  Let me begin, then, madam, by asking you a question, which may enable me to judge better of my own conduct than most instances of my life. In what manner did I behave the last hour I saw you? What degree of concern did I discover when I felt a misfortune, which I hope you never will feel, that of parting from what one most esteems? For if my parting looked but like that of your common acquaintance, I am the greatest of all the hypocrites that ever decency made.   6

Excerpt from “Verses Addressed to the Imitator of
the First Satire of the Second Book
of Horace”

by Lady Mary Wortley Montagu

Edited and annotated by Jack Lynch

Pope and Lady Mary had once been friends. Apparently Lady Mary rejected Pope’s romantic advances, and after that their friendship deteriorated. Pope often attacked her as Sappho; she replied in 1733 with this poem. It may have been cowritten with Lord Hervey, whom Pope attacks as Sporus.

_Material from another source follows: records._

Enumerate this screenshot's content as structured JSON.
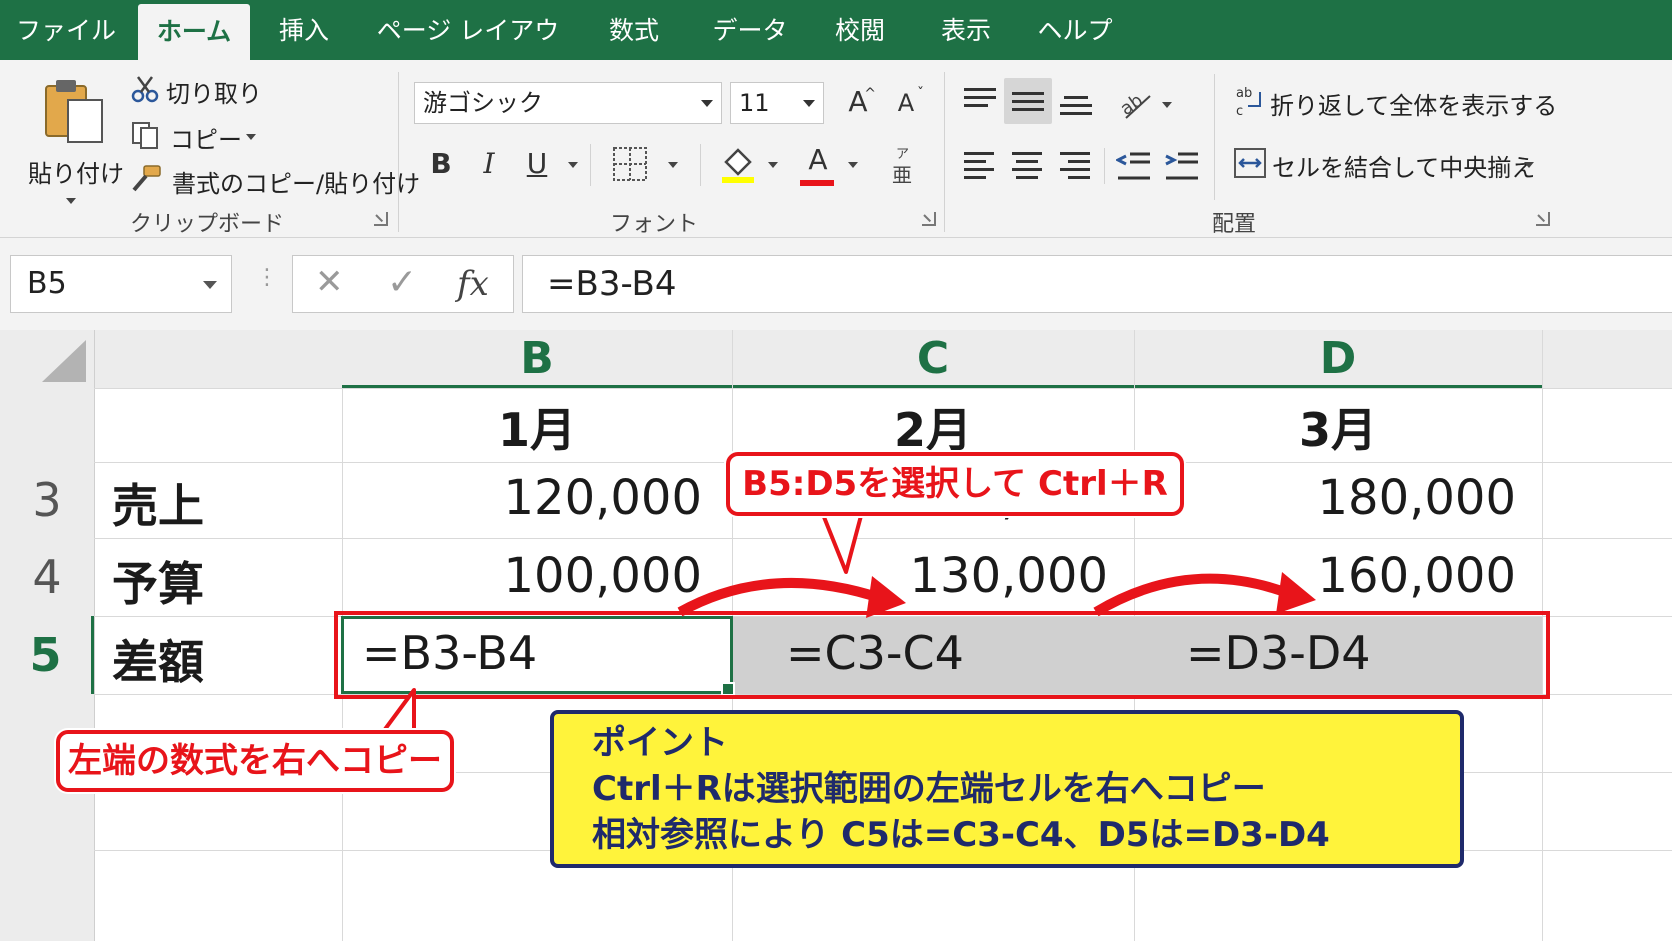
{
  "tabs": [
    "ファイル",
    "ホーム",
    "挿入",
    "ページ レイアウト",
    "数式",
    "データ",
    "校閲",
    "表示",
    "ヘルプ"
  ],
  "clipboard": {
    "paste": "貼り付け",
    "cut": "切り取り",
    "copy": "コピー",
    "format_painter": "書式のコピー/貼り付け",
    "group_label": "クリップボード"
  },
  "font": {
    "name": "游ゴシック",
    "size": "11",
    "bold": "B",
    "italic": "I",
    "underline": "U",
    "grow": "A",
    "shrink": "A",
    "font_color": "A",
    "group_label": "フォント",
    "accent_colors": {
      "highlight": "#ffff00",
      "font": "#e8141a"
    }
  },
  "alignment": {
    "wrap_text": "折り返して全体を表示する",
    "merge_center": "セルを結合して中央揃え",
    "group_label": "配置"
  },
  "formula_bar": {
    "name_box": "B5",
    "cancel": "✕",
    "enter": "✓",
    "fx": "fx",
    "formula": "=B3-B4"
  },
  "grid": {
    "columns": [
      "B",
      "C",
      "D"
    ],
    "rows": [
      {
        "num": "",
        "label": "",
        "values": [
          "1月",
          "2月",
          "3月"
        ]
      },
      {
        "num": "3",
        "label": "売上",
        "values": [
          "120,000",
          "150,000",
          "180,000"
        ]
      },
      {
        "num": "4",
        "label": "予算",
        "values": [
          "100,000",
          "130,000",
          "160,000"
        ]
      },
      {
        "num": "5",
        "label": "差額",
        "values": [
          "=B3-B4",
          "=C3-C4",
          "=D3-D4"
        ]
      }
    ]
  },
  "annotations": {
    "select_callout": "B5:D5を選択して Ctrl＋R",
    "left_callout": "左端の数式を右へコピー",
    "point_title": "ポイント",
    "point_line1": "Ctrl＋Rは選択範囲の左端セルを右へコピー",
    "point_line2": "相対参照により C5は=C3-C4、D5は=D3-D4"
  },
  "colors": {
    "excel_green": "#1e7145",
    "highlight_red": "#e8141a",
    "point_yellow": "#fff33b",
    "point_navy": "#1f2a6b"
  }
}
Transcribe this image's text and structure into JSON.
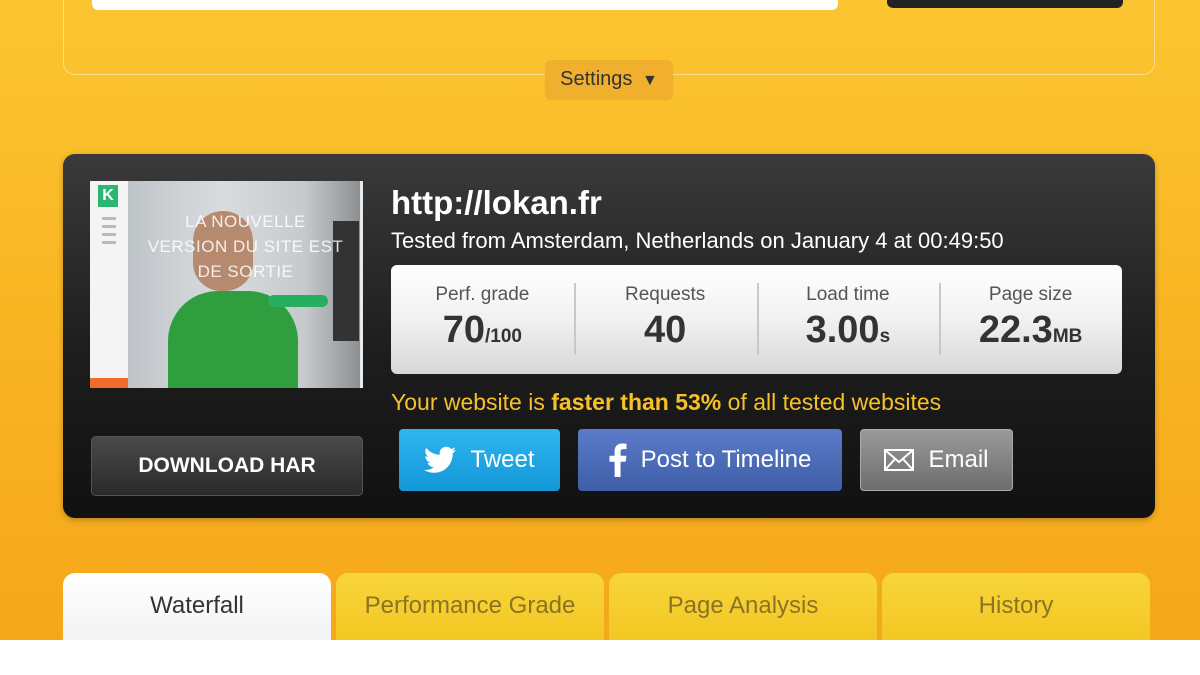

In two large Columns, on thy motly Page,
Where Roman Wit is strip’d with English Rage;
Where Ribaldry to Satire makes pretence,
And modern Scandal rolls with ancient Sense:
Whilst on one side we see how Horace thought, [5]
And on the other, how he never wrote:
Who can believe, who view the bad, the good,
That the dull Copist better understood
That Spirit, he pretends to imitate,
Than heretofore that Greek he did translate? [10]    Thine is just such an Image of his Pen,
As thou thy self art of the Sons of Men,
Where our own Species in Burlesque we trace,
A Sign-Post Likeness of the noble Race,
That is at once Resemblance and Disgrace. [15]    Horace can laugh, is delicate, is clear,
You, only coarsely rail, or darkly sneer;
His Style is elegant, his Diction pure,
Whilst none thy crabbed Numbers can endure;
Hard as thy Heart, and as thy Birth obscure. [20]    If He has Thorns, they all on Roses grow;
Thine like Thistles, and mean Brambles show;
With this Exception, that, tho’ rank the Soil,
Weeds as they are, they seem produc’d by Toil.    Satire shoud, like a polish’d Razor keen, [25]
Wound with a Touch, that’s scarcely felt or seen.
Thine is an Oyster-Knife, that hacks and hews;
The Rage, but not the Talent of Abuse;
And is in Hate, what Love is in the Stews.
‘Tis the gross Lust of Hate, that still annoys, [30]
Without distinction, as gross Love enjoys:
Neither to Folly, nor to Vice confin’d,
The Object of thy Spleen is Human Kind:
It preys on all, who yield, or who resist:
To Thee ’tis Provocation to exist. [35]    But if thou see’st a great and gen’rous Heart,
Thy Bow is doubly bent to force a Dart.
Nor Dignity nor Innocence is spar’d,
Nor Age, nor Sex, nor Thrones, nor Graves, rever’d.
Not only Justice vainly we demand, [40]
But even Benefits can’t rein thy Hand:
To this or that alike in vain we trust,
Nor find Thee less Ungrateful than Unjust.